PROBLEM ->
This exercise calls for all the entries that follow to be set down exactly, without their images.
+++
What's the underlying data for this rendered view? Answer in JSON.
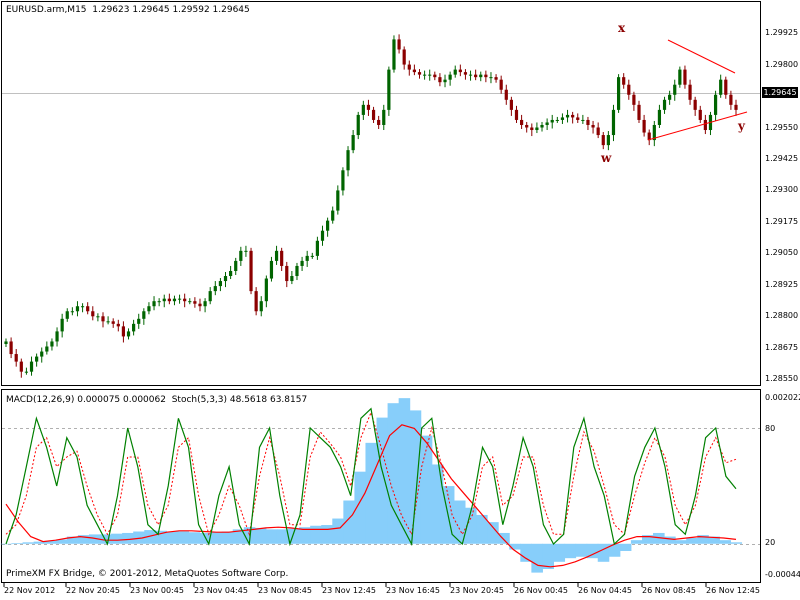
{
  "symbol_info": {
    "symbol": "EURUSD.arm,M15",
    "open": "1.29623",
    "high": "1.29645",
    "low": "1.29592",
    "close": "1.29645"
  },
  "indicator_info": {
    "macd": "MACD(12,26,9) 0.000075 0.000062",
    "stoch": "Stoch(5,3,3) 48.5618 63.8157"
  },
  "footer_text": "PrimeXM FX Bridge, © 2001-2012, MetaQuotes Software Corp.",
  "current_price": "1.29645",
  "price_axis": [
    "1.29925",
    "1.29800",
    "1.29675",
    "1.29550",
    "1.29425",
    "1.29300",
    "1.29175",
    "1.29050",
    "1.28925",
    "1.28800",
    "1.28675",
    "1.28550"
  ],
  "indicator_axis": [
    "0.002022",
    "80",
    "20",
    "-0.000447"
  ],
  "time_axis": [
    "22 Nov 2012",
    "22 Nov 20:45",
    "23 Nov 00:45",
    "23 Nov 04:45",
    "23 Nov 08:45",
    "23 Nov 12:45",
    "23 Nov 16:45",
    "23 Nov 20:45",
    "26 Nov 00:45",
    "26 Nov 04:45",
    "26 Nov 08:45",
    "26 Nov 12:45"
  ],
  "wave_labels": [
    "x",
    "w",
    "y"
  ],
  "colors": {
    "bull_candle": "#006400",
    "bear_candle": "#8b0000",
    "macd_histogram": "#87cefa",
    "macd_signal": "#ff0000",
    "stoch_main": "#008000",
    "stoch_signal": "#ff0000",
    "trendline": "#ff0000"
  },
  "chart_data": {
    "type": "candlestick",
    "timeframe": "M15",
    "ylim": [
      1.28535,
      1.29985
    ],
    "candles_close_approx": [
      1.287,
      1.2865,
      1.2862,
      1.2858,
      1.2858,
      1.2862,
      1.2864,
      1.2866,
      1.2868,
      1.287,
      1.2874,
      1.2879,
      1.2882,
      1.2882,
      1.2884,
      1.2884,
      1.2882,
      1.288,
      1.288,
      1.2878,
      1.2878,
      1.2877,
      1.2876,
      1.2872,
      1.2874,
      1.2877,
      1.2879,
      1.2882,
      1.2884,
      1.2886,
      1.2886,
      1.2887,
      1.2886,
      1.2887,
      1.2887,
      1.2886,
      1.2886,
      1.2885,
      1.2884,
      1.2886,
      1.289,
      1.2892,
      1.2894,
      1.2896,
      1.2898,
      1.2902,
      1.2906,
      1.2906,
      1.289,
      1.2882,
      1.2886,
      1.2895,
      1.2902,
      1.2906,
      1.29,
      1.2894,
      1.2896,
      1.29,
      1.2902,
      1.2904,
      1.2904,
      1.291,
      1.2914,
      1.2918,
      1.2922,
      1.293,
      1.2938,
      1.2946,
      1.2952,
      1.296,
      1.2964,
      1.2962,
      1.2958,
      1.2956,
      1.2962,
      1.2978,
      1.299,
      1.2986,
      1.298,
      1.2978,
      1.2977,
      1.2976,
      1.2976,
      1.2976,
      1.2975,
      1.2973,
      1.2974,
      1.2976,
      1.2978,
      1.2977,
      1.2976,
      1.2976,
      1.2975,
      1.2976,
      1.2975,
      1.2975,
      1.2974,
      1.297,
      1.2966,
      1.2962,
      1.2958,
      1.2956,
      1.2955,
      1.2954,
      1.2955,
      1.2956,
      1.2957,
      1.2958,
      1.2958,
      1.2959,
      1.296,
      1.2959,
      1.2958,
      1.2958,
      1.2956,
      1.2955,
      1.2952,
      1.2948,
      1.2952,
      1.2962,
      1.2975,
      1.2972,
      1.2968,
      1.2964,
      1.2958,
      1.2953,
      1.295,
      1.2956,
      1.2962,
      1.2966,
      1.2968,
      1.2972,
      1.2978,
      1.2972,
      1.2966,
      1.2962,
      1.2958,
      1.2954,
      1.296,
      1.2968,
      1.2974,
      1.2968,
      1.2964,
      1.2962
    ],
    "macd": {
      "histogram_approx": [
        0.0,
        1e-05,
        2e-05,
        3e-05,
        4e-05,
        6e-05,
        0.0001,
        0.00012,
        0.00013,
        0.00013,
        0.00014,
        0.00015,
        0.00017,
        0.00019,
        0.00018,
        0.00017,
        0.00017,
        0.00016,
        0.00015,
        0.00016,
        0.00017,
        0.0002,
        0.00023,
        0.00022,
        0.0002,
        0.0002,
        0.00021,
        0.00023,
        0.00025,
        0.00026,
        0.00035,
        0.0006,
        0.001,
        0.0014,
        0.00175,
        0.00195,
        0.00202,
        0.00185,
        0.0015,
        0.0011,
        0.0008,
        0.0006,
        0.0005,
        0.0004,
        0.0003,
        0.00015,
        -8e-05,
        -0.00025,
        -0.0004,
        -0.00035,
        -0.00025,
        -0.0002,
        -0.00018,
        -0.0002,
        -0.00025,
        -0.00018,
        -0.0001,
        5e-05,
        0.00012,
        0.00015,
        0.0001,
        5e-05,
        8e-05,
        0.00012,
        0.0001,
        5e-05,
        2e-05
      ],
      "signal_approx": [
        0.00055,
        0.0003,
        0.0001,
        3e-05,
        5e-05,
        8e-05,
        0.0001,
        8e-05,
        5e-05,
        5e-05,
        6e-05,
        8e-05,
        0.00012,
        0.00016,
        0.00018,
        0.00018,
        0.00017,
        0.00016,
        0.00016,
        0.00018,
        0.0002,
        0.00022,
        0.00023,
        0.00022,
        0.0002,
        0.0002,
        0.0002,
        0.00022,
        0.0004,
        0.0007,
        0.0011,
        0.0015,
        0.00165,
        0.0016,
        0.0014,
        0.00115,
        0.0009,
        0.0007,
        0.0005,
        0.0003,
        0.0001,
        -8e-05,
        -0.0002,
        -0.0003,
        -0.00032,
        -0.0003,
        -0.00025,
        -0.00018,
        -0.0001,
        -2e-05,
        5e-05,
        0.0001,
        0.0001,
        8e-05,
        6e-05,
        8e-05,
        0.0001,
        9e-05,
        8e-05,
        6e-05
      ]
    },
    "stochastic": {
      "main_approx": [
        20,
        35,
        60,
        85,
        70,
        50,
        75,
        65,
        40,
        30,
        20,
        45,
        80,
        60,
        30,
        25,
        50,
        85,
        70,
        30,
        20,
        45,
        60,
        30,
        20,
        70,
        80,
        45,
        20,
        35,
        80,
        75,
        70,
        60,
        45,
        85,
        90,
        60,
        40,
        30,
        20,
        80,
        85,
        50,
        25,
        20,
        40,
        70,
        60,
        30,
        50,
        75,
        60,
        30,
        20,
        25,
        70,
        85,
        60,
        45,
        20,
        25,
        55,
        70,
        80,
        60,
        30,
        25,
        45,
        75,
        80,
        55,
        48.56
      ],
      "signal_approx": [
        25,
        30,
        45,
        70,
        75,
        60,
        65,
        68,
        50,
        35,
        25,
        35,
        65,
        65,
        40,
        30,
        40,
        70,
        75,
        45,
        25,
        35,
        50,
        40,
        25,
        55,
        75,
        55,
        30,
        30,
        65,
        78,
        72,
        65,
        50,
        75,
        88,
        70,
        50,
        35,
        25,
        60,
        80,
        60,
        35,
        25,
        35,
        60,
        65,
        40,
        45,
        65,
        65,
        40,
        25,
        25,
        55,
        78,
        68,
        50,
        30,
        25,
        45,
        62,
        75,
        65,
        40,
        30,
        40,
        65,
        75,
        62,
        63.82
      ]
    }
  }
}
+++
TASK RESPONSE ->
What's the underlying data for this rendered view? Answer in JSON.
{
  "symbol_info": {
    "symbol": "EURUSD.arm,M15",
    "open": "1.29623",
    "high": "1.29645",
    "low": "1.29592",
    "close": "1.29645"
  },
  "indicator_info": {
    "macd": "MACD(12,26,9) 0.000075 0.000062",
    "stoch": "Stoch(5,3,3) 48.5618 63.8157"
  },
  "footer_text": "PrimeXM FX Bridge, © 2001-2012, MetaQuotes Software Corp.",
  "current_price": "1.29645",
  "price_axis": [
    "1.29925",
    "1.29800",
    "1.29675",
    "1.29550",
    "1.29425",
    "1.29300",
    "1.29175",
    "1.29050",
    "1.28925",
    "1.28800",
    "1.28675",
    "1.28550"
  ],
  "indicator_axis": [
    "0.002022",
    "80",
    "20",
    "-0.000447"
  ],
  "time_axis": [
    "22 Nov 2012",
    "22 Nov 20:45",
    "23 Nov 00:45",
    "23 Nov 04:45",
    "23 Nov 08:45",
    "23 Nov 12:45",
    "23 Nov 16:45",
    "23 Nov 20:45",
    "26 Nov 00:45",
    "26 Nov 04:45",
    "26 Nov 08:45",
    "26 Nov 12:45"
  ],
  "wave_labels": [
    "x",
    "w",
    "y"
  ],
  "colors": {
    "bull_candle": "#006400",
    "bear_candle": "#8b0000",
    "macd_histogram": "#87cefa",
    "macd_signal": "#ff0000",
    "stoch_main": "#008000",
    "stoch_signal": "#ff0000",
    "trendline": "#ff0000"
  },
  "chart_data": {
    "type": "candlestick",
    "timeframe": "M15",
    "ylim": [
      1.28535,
      1.29985
    ],
    "candles_close_approx": [
      1.287,
      1.2865,
      1.2862,
      1.2858,
      1.2858,
      1.2862,
      1.2864,
      1.2866,
      1.2868,
      1.287,
      1.2874,
      1.2879,
      1.2882,
      1.2882,
      1.2884,
      1.2884,
      1.2882,
      1.288,
      1.288,
      1.2878,
      1.2878,
      1.2877,
      1.2876,
      1.2872,
      1.2874,
      1.2877,
      1.2879,
      1.2882,
      1.2884,
      1.2886,
      1.2886,
      1.2887,
      1.2886,
      1.2887,
      1.2887,
      1.2886,
      1.2886,
      1.2885,
      1.2884,
      1.2886,
      1.289,
      1.2892,
      1.2894,
      1.2896,
      1.2898,
      1.2902,
      1.2906,
      1.2906,
      1.289,
      1.2882,
      1.2886,
      1.2895,
      1.2902,
      1.2906,
      1.29,
      1.2894,
      1.2896,
      1.29,
      1.2902,
      1.2904,
      1.2904,
      1.291,
      1.2914,
      1.2918,
      1.2922,
      1.293,
      1.2938,
      1.2946,
      1.2952,
      1.296,
      1.2964,
      1.2962,
      1.2958,
      1.2956,
      1.2962,
      1.2978,
      1.299,
      1.2986,
      1.298,
      1.2978,
      1.2977,
      1.2976,
      1.2976,
      1.2976,
      1.2975,
      1.2973,
      1.2974,
      1.2976,
      1.2978,
      1.2977,
      1.2976,
      1.2976,
      1.2975,
      1.2976,
      1.2975,
      1.2975,
      1.2974,
      1.297,
      1.2966,
      1.2962,
      1.2958,
      1.2956,
      1.2955,
      1.2954,
      1.2955,
      1.2956,
      1.2957,
      1.2958,
      1.2958,
      1.2959,
      1.296,
      1.2959,
      1.2958,
      1.2958,
      1.2956,
      1.2955,
      1.2952,
      1.2948,
      1.2952,
      1.2962,
      1.2975,
      1.2972,
      1.2968,
      1.2964,
      1.2958,
      1.2953,
      1.295,
      1.2956,
      1.2962,
      1.2966,
      1.2968,
      1.2972,
      1.2978,
      1.2972,
      1.2966,
      1.2962,
      1.2958,
      1.2954,
      1.296,
      1.2968,
      1.2974,
      1.2968,
      1.2964,
      1.2962
    ],
    "macd": {
      "histogram_approx": [
        0.0,
        1e-05,
        2e-05,
        3e-05,
        4e-05,
        6e-05,
        0.0001,
        0.00012,
        0.00013,
        0.00013,
        0.00014,
        0.00015,
        0.00017,
        0.00019,
        0.00018,
        0.00017,
        0.00017,
        0.00016,
        0.00015,
        0.00016,
        0.00017,
        0.0002,
        0.00023,
        0.00022,
        0.0002,
        0.0002,
        0.00021,
        0.00023,
        0.00025,
        0.00026,
        0.00035,
        0.0006,
        0.001,
        0.0014,
        0.00175,
        0.00195,
        0.00202,
        0.00185,
        0.0015,
        0.0011,
        0.0008,
        0.0006,
        0.0005,
        0.0004,
        0.0003,
        0.00015,
        -8e-05,
        -0.00025,
        -0.0004,
        -0.00035,
        -0.00025,
        -0.0002,
        -0.00018,
        -0.0002,
        -0.00025,
        -0.00018,
        -0.0001,
        5e-05,
        0.00012,
        0.00015,
        0.0001,
        5e-05,
        8e-05,
        0.00012,
        0.0001,
        5e-05,
        2e-05
      ],
      "signal_approx": [
        0.00055,
        0.0003,
        0.0001,
        3e-05,
        5e-05,
        8e-05,
        0.0001,
        8e-05,
        5e-05,
        5e-05,
        6e-05,
        8e-05,
        0.00012,
        0.00016,
        0.00018,
        0.00018,
        0.00017,
        0.00016,
        0.00016,
        0.00018,
        0.0002,
        0.00022,
        0.00023,
        0.00022,
        0.0002,
        0.0002,
        0.0002,
        0.00022,
        0.0004,
        0.0007,
        0.0011,
        0.0015,
        0.00165,
        0.0016,
        0.0014,
        0.00115,
        0.0009,
        0.0007,
        0.0005,
        0.0003,
        0.0001,
        -8e-05,
        -0.0002,
        -0.0003,
        -0.00032,
        -0.0003,
        -0.00025,
        -0.00018,
        -0.0001,
        -2e-05,
        5e-05,
        0.0001,
        0.0001,
        8e-05,
        6e-05,
        8e-05,
        0.0001,
        9e-05,
        8e-05,
        6e-05
      ]
    },
    "stochastic": {
      "main_approx": [
        20,
        35,
        60,
        85,
        70,
        50,
        75,
        65,
        40,
        30,
        20,
        45,
        80,
        60,
        30,
        25,
        50,
        85,
        70,
        30,
        20,
        45,
        60,
        30,
        20,
        70,
        80,
        45,
        20,
        35,
        80,
        75,
        70,
        60,
        45,
        85,
        90,
        60,
        40,
        30,
        20,
        80,
        85,
        50,
        25,
        20,
        40,
        70,
        60,
        30,
        50,
        75,
        60,
        30,
        20,
        25,
        70,
        85,
        60,
        45,
        20,
        25,
        55,
        70,
        80,
        60,
        30,
        25,
        45,
        75,
        80,
        55,
        48.56
      ],
      "signal_approx": [
        25,
        30,
        45,
        70,
        75,
        60,
        65,
        68,
        50,
        35,
        25,
        35,
        65,
        65,
        40,
        30,
        40,
        70,
        75,
        45,
        25,
        35,
        50,
        40,
        25,
        55,
        75,
        55,
        30,
        30,
        65,
        78,
        72,
        65,
        50,
        75,
        88,
        70,
        50,
        35,
        25,
        60,
        80,
        60,
        35,
        25,
        35,
        60,
        65,
        40,
        45,
        65,
        65,
        40,
        25,
        25,
        55,
        78,
        68,
        50,
        30,
        25,
        45,
        62,
        75,
        65,
        40,
        30,
        40,
        65,
        75,
        62,
        63.82
      ]
    }
  }
}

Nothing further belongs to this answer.